The most likely prospect of the massive petrochemical plant being saved rests with current owner Ineos reviving its controversial survival plan.
But majority shareholder Jim Ratcliffe will have to decide if he wants to sanction £300 million of investment to upgrade the plant after the events at Grangemouth in recent weeks which have escalated into one of the most bitter industrial disputes in the UK in decades. About 680 workers – almost half the workforce and most of the blue-collar technicians – rejected the cut to pay and pensions last week.
But the firm’s shock announcement to close the petrochemical plant has sharpened minds and prompted the union’s sudden capitulation and “embrace” of the deal yesterday in an effort to save the plant. Political and public pressure is also now building on the firm to perform a similar U-turn and bring its survival plan back to the table.
Alex Salmond has said the plant cannot be allowed to fail, while Prime Minister David Cameron said yesterday that he was “hopeful that a deal can be done”.
The deal would see staff accept cuts to pay and pensions, with the firm then investing £300 million to modernise the plant and allow it capitalise on the shale gas boom in the US, as North Sea gas supplies dwindle.
Mr Ratcliffe, the 61-year-old chemical engineer turned industrialist, will be mulling over the deal overnight with a decision expected later today.

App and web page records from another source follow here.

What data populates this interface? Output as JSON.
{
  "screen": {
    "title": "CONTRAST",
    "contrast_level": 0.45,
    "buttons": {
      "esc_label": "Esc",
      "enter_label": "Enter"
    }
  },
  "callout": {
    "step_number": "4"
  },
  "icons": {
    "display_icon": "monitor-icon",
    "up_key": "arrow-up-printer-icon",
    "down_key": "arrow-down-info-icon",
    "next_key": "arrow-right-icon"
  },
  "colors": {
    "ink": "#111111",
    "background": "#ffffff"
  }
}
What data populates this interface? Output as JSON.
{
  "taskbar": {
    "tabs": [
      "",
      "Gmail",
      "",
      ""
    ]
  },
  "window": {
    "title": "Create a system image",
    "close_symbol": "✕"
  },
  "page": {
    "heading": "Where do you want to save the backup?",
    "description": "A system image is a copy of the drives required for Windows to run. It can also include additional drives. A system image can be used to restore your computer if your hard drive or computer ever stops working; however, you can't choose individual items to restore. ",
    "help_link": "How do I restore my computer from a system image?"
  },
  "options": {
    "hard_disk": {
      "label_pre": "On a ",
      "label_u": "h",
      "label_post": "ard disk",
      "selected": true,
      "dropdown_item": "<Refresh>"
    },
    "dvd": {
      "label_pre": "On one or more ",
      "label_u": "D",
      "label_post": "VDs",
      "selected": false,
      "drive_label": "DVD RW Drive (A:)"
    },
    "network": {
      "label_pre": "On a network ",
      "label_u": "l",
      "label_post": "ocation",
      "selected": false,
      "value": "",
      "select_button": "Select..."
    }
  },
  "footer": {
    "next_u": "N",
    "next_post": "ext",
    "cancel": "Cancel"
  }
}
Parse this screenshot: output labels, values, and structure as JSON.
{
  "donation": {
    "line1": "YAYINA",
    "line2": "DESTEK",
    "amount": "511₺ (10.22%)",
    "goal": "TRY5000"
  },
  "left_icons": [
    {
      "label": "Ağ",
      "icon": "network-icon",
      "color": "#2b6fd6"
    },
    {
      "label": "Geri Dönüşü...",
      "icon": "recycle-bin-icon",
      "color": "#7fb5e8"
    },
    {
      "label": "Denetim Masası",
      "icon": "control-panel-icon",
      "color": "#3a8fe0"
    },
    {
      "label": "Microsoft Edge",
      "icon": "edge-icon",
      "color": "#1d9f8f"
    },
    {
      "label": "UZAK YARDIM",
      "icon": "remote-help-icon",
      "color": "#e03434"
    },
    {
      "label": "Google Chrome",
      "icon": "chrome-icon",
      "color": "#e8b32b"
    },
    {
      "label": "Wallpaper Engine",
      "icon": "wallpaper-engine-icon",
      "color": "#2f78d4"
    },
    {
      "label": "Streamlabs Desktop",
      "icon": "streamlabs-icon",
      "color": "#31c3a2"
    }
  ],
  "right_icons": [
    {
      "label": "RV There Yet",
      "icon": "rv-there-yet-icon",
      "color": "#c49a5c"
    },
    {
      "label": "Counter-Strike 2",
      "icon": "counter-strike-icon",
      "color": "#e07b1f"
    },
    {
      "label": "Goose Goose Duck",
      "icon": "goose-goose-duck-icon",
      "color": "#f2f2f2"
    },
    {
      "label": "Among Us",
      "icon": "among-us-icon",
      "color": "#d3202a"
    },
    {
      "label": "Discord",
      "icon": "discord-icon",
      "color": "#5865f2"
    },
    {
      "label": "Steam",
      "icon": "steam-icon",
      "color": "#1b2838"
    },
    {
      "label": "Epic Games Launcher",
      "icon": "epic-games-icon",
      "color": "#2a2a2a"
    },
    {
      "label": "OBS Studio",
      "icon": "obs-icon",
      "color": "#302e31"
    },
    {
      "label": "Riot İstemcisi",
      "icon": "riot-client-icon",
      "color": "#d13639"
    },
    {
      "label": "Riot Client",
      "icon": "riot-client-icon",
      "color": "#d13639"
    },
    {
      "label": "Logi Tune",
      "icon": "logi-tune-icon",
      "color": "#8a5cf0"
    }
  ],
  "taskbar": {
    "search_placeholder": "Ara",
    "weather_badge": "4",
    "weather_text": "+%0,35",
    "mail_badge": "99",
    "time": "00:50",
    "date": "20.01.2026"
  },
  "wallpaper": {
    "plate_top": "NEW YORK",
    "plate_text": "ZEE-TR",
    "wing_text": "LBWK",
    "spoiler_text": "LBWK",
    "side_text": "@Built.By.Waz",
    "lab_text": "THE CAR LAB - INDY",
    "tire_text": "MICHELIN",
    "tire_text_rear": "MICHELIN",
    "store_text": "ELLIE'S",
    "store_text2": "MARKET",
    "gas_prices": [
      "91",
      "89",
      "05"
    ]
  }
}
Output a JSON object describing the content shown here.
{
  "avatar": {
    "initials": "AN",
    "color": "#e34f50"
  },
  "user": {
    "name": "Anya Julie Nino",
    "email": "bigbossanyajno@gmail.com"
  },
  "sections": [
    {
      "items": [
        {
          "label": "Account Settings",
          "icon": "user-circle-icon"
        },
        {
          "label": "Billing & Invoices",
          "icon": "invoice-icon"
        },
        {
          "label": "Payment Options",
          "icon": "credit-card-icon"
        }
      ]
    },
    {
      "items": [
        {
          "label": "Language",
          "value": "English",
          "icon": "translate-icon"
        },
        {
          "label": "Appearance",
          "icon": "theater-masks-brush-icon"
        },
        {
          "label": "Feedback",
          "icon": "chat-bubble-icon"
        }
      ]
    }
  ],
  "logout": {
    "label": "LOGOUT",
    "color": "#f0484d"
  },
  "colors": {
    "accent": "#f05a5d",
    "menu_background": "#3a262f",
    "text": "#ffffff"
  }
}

But his hardline approach so far indicates that a deal to save the plant is far from certain. Suspicions are widespread that the billionaire wanted to close the petrochemical plant – which the firm claims loses millions of pounds annually – from the start.
The firm’s un-compromising stance has provoked a confrontation with the unions. Mr Ratcliffe has talked previously about the drawback of his international firm doing business in the UK, including the overheads and difficult union relations.
So as well as the agreement to the company’s new terms, Ineos is also likely to be looking for a shift in tone from the unions after Mr Ratcliffe was branded a “tyrant” earlier in the week.
The intervention of Unite general secretary Len McCluskey yesterday appeared to signal a more conciliatory position from the union as he talked about his “optimism” for the future of the plant. And having secured the union’s total capitulation in the dispute, the hope for staff must be that the firm will now revive its rescue package.
Failure to do would surely risk a unsavoury reputation as a company exhibiting the worst excesses of corporate vandalism.